The intake ports are substantially enlarged,providing the critical cross-sectional area required for maintainingtorque production high into the rpm range. Allowing the greater crosssection are offset intake rocker arms, spreading the pushrods away fromthe port centerline and eliminating the restraint to the port width theyimpose. To gain a more advantageous geometry for airflow into thecylinder, the intake ports are significantly raised in comparison toLS1/LS6/LS2 configurations. The intake-valve inclination angle wasreduced to 12 degrees from the previous engines' 15-degree angle. Thehigher port approach and shallower valve angle are modificationsstraight from the realm of serious small-block race-engine building.
Thevalves are longer overall in stem length than those used in otherengines from this family. Longer valves ease the constraints to portheight, valvespring height, and valve lift, which can be applied toproducing a performance-minded cylinder head. The valve lift isincreased to .591 inch, a level unheard of in a production engine.Helping achieve that level of lift is an increase in rocker-arm ratio to1.8:1, in contrast to the 1.7:1 seen in other small-blocks. Theadvantageous use of the rocker ratio results in a fast action at thevalve, allowing the valvetrain to take advantage of the cylinder heads'abundant high-lift flow, without the requirements of extreme camshaftduration. This would be impractical from the standpoints of emissions,efficiency, and smoothness. The radical valve-opening rates can presenta control limitation at high rpm. The use of titanium valves on theintake and a lightweight, hollow-stem, sodium-filled exhaust valvelighten the reciprocating weight at the valve. A longer, highly refinedvalvespring with small titanium retainers offer control. Again, thesetechniques are derived from the race-engine building world.
Flow isgiven in engineering parlance of 203 grams per second at the intake and146 grams per second at the exhaust, measured at the peak valve lift of.591 inch. We were officially told the cylinder heads flow 43 percentbetter than the LS6 on the intake and 26 percent better on the exhaust.Leaning on GM sources for numbers without the strain of volume/massmetric/imperial conversions, we heard flow figures of 360 cfm on theintake and 214 on the exhaust at .591-inch lift, at the performanceindustry's standard measuring spec of 28-inch water depression. Flownumbers like these are so far beyond the realm of production enginesit's astounding.
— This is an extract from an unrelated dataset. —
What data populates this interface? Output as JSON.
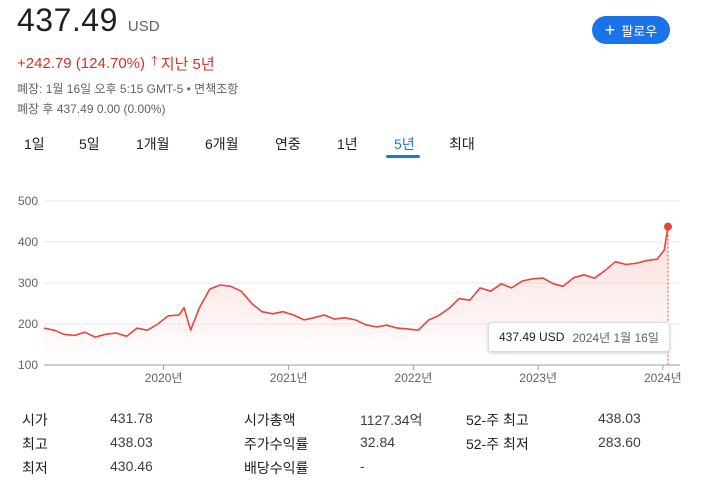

Put into perspective, a good aftermarket head for anold-style small-block flows 250 cfm. A good sportsman race head breaks300 cfm, while these numbers were seen on full-house NASCAR-style heads.